Elliot Bay Booknotes
Children's Book Review
New York Times
About the Creators
is the award-winning author of numerous books for children from Lee & Low Books. Mr. Mochizuki lives in Maple Valley, Washington, where he teaches, writes children's books, and gives presentations about his work full time.

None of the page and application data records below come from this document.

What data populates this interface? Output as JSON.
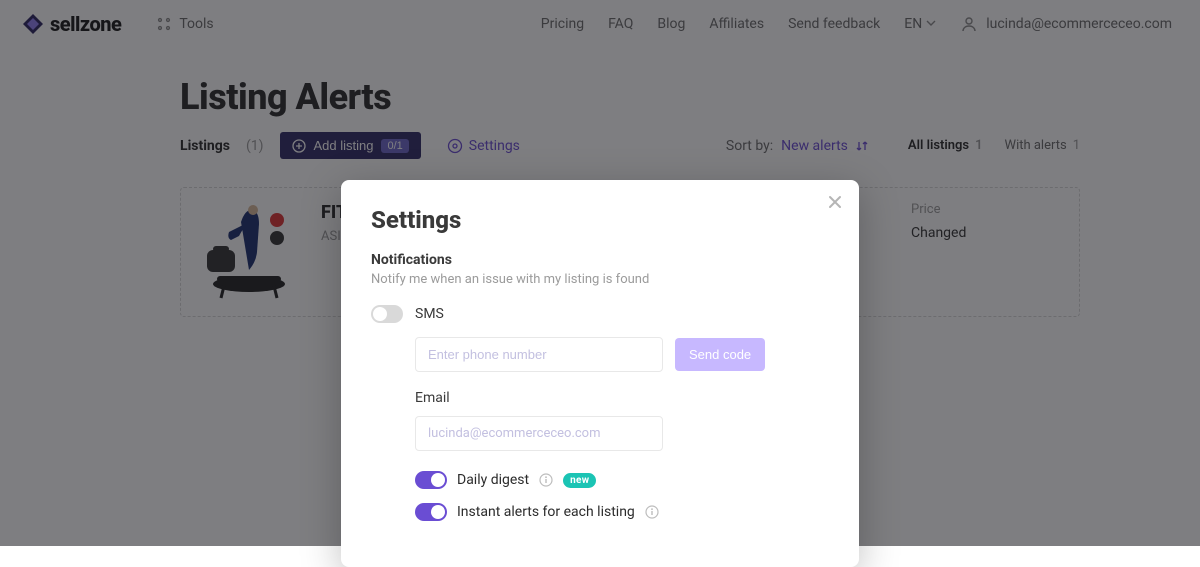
{
  "nav": {
    "brand": "sellzone",
    "tools": "Tools",
    "links": {
      "pricing": "Pricing",
      "faq": "FAQ",
      "blog": "Blog",
      "affiliates": "Affiliates",
      "feedback": "Send feedback"
    },
    "lang": "EN",
    "user_email": "lucinda@ecommerceceo.com"
  },
  "page": {
    "title": "Listing Alerts",
    "listings_label": "Listings",
    "listings_count": "(1)",
    "add_listing": "Add listing",
    "add_listing_badge": "0/1",
    "settings_link": "Settings",
    "sort_label": "Sort by:",
    "sort_value": "New alerts",
    "filters": {
      "all": {
        "label": "All listings",
        "count": "1"
      },
      "with_alerts": {
        "label": "With alerts",
        "count": "1"
      }
    },
    "card": {
      "title": "FIT",
      "asin_label": "ASIN",
      "price_label": "Price",
      "price_status": "Changed"
    }
  },
  "modal": {
    "title": "Settings",
    "section": "Notifications",
    "section_sub": "Notify me when an issue with my listing is found",
    "sms_label": "SMS",
    "phone_placeholder": "Enter phone number",
    "send_code": "Send code",
    "email_label": "Email",
    "email_value": "lucinda@ecommerceceo.com",
    "daily_digest": "Daily digest",
    "new_badge": "new",
    "instant_alerts": "Instant alerts for each listing"
  }
}
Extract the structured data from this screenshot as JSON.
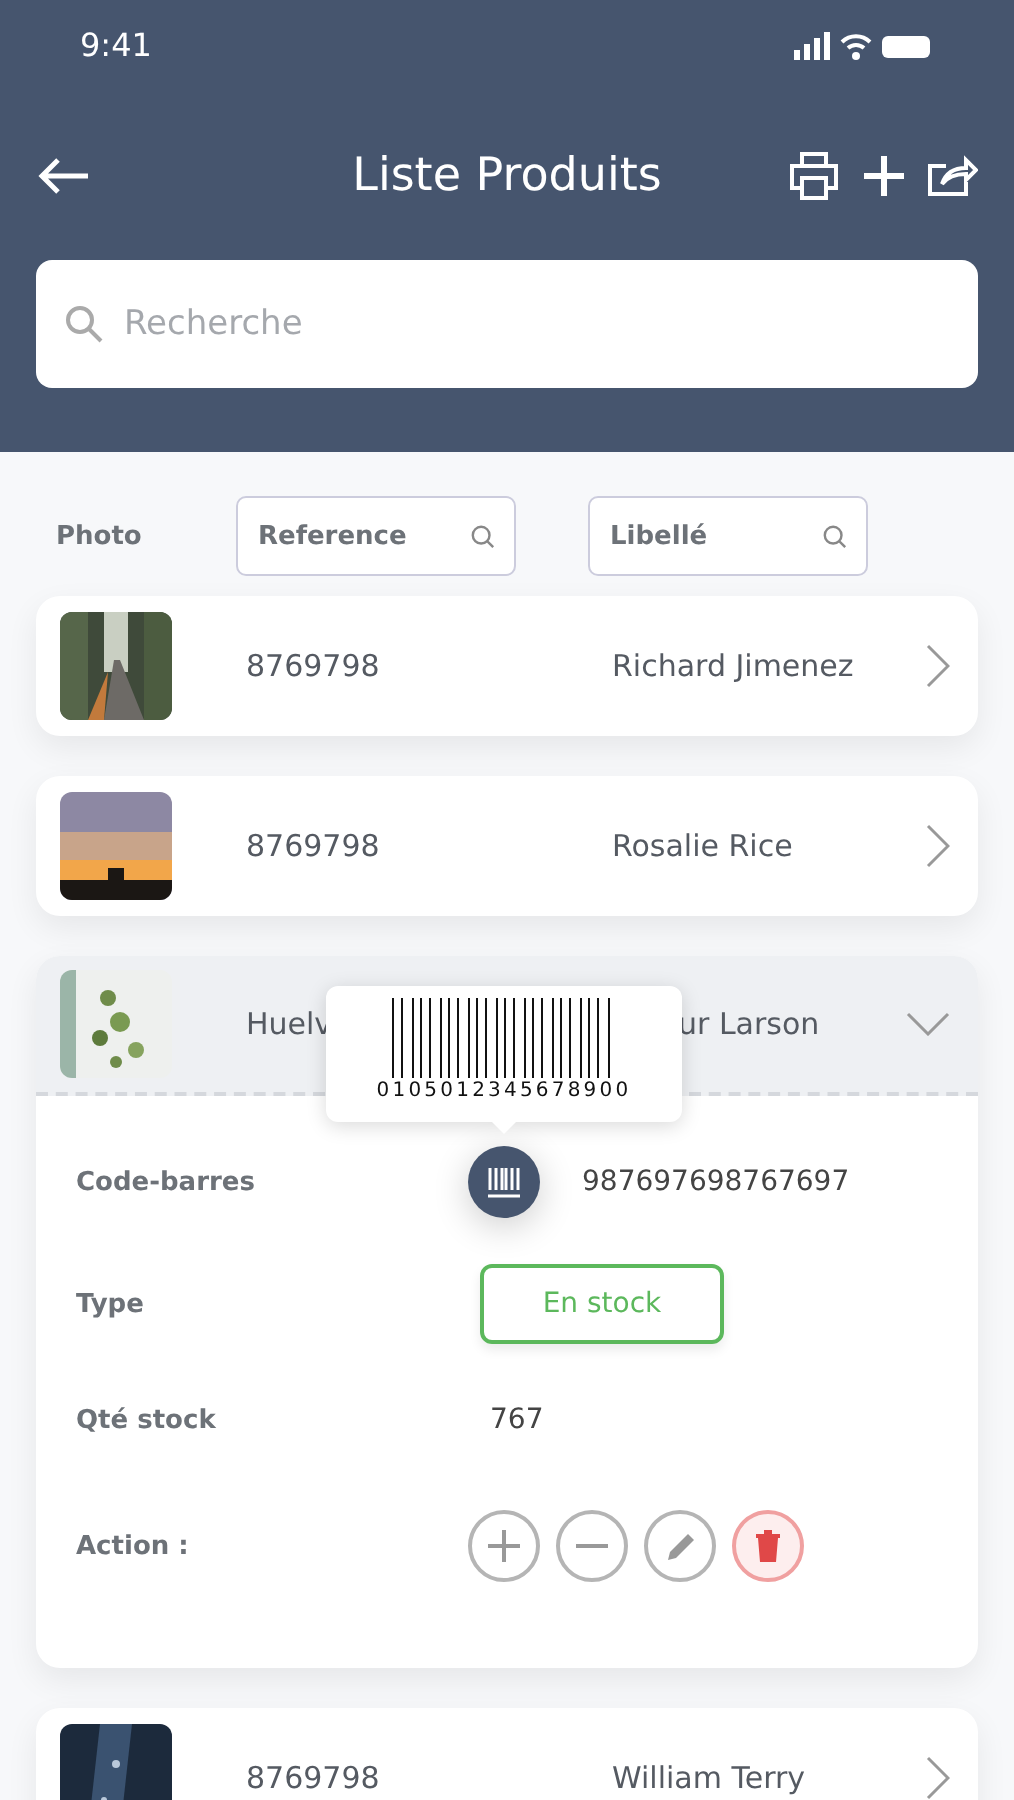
{
  "status_bar": {
    "time": "9:41"
  },
  "header": {
    "title": "Liste Produits",
    "search": {
      "placeholder": "Recherche"
    }
  },
  "columns": {
    "photo": "Photo",
    "filters": [
      {
        "placeholder": "Reference"
      },
      {
        "placeholder": "Libellé"
      }
    ]
  },
  "products": [
    {
      "reference": "8769798",
      "label": "Richard Jimenez",
      "expanded": false
    },
    {
      "reference": "8769798",
      "label": "Rosalie Rice",
      "expanded": false
    },
    {
      "reference": "Huelv",
      "label": "ur Larson",
      "expanded": true,
      "barcode_popup": "0105012345678900",
      "details": {
        "barcode_label": "Code-barres",
        "barcode": "987697698767697",
        "type_label": "Type",
        "type": {
          "text": "En stock",
          "kind": "in_stock"
        },
        "qty_label": "Qté stock",
        "qty": "767",
        "action_label": "Action :",
        "actions": [
          {
            "kind": "add"
          },
          {
            "kind": "remove"
          },
          {
            "kind": "edit"
          },
          {
            "kind": "delete"
          }
        ]
      }
    },
    {
      "reference": "8769798",
      "label": "William Terry",
      "expanded": false
    }
  ]
}
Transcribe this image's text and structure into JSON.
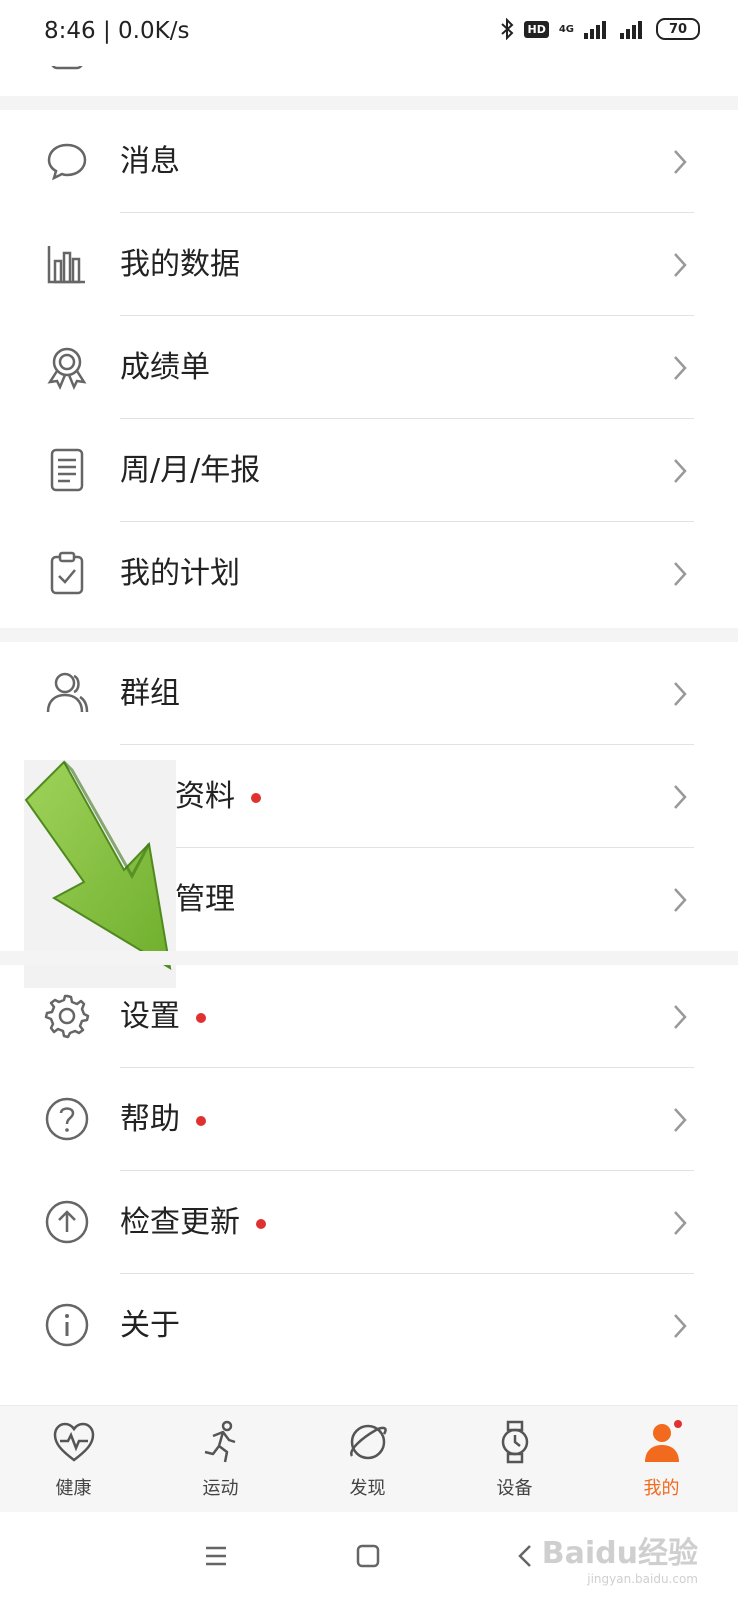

DOM LEE made his picture-book debut with Baseball Saved Us. He grew up in Seoul, South Korea, and went on to illustrate books in both the United States and Korea. His titles for Lee & Low include Ken Mochizuki's Passage to Freedom and Heroes, as well as the award-winning Sixteen Years in Sixteen Seconds. Lee's unique illustration style involves applying encaustic beeswax on paper, then scratching out images, and finally coloring the images with oil paint. Lee and his wife live in Hollis, New York.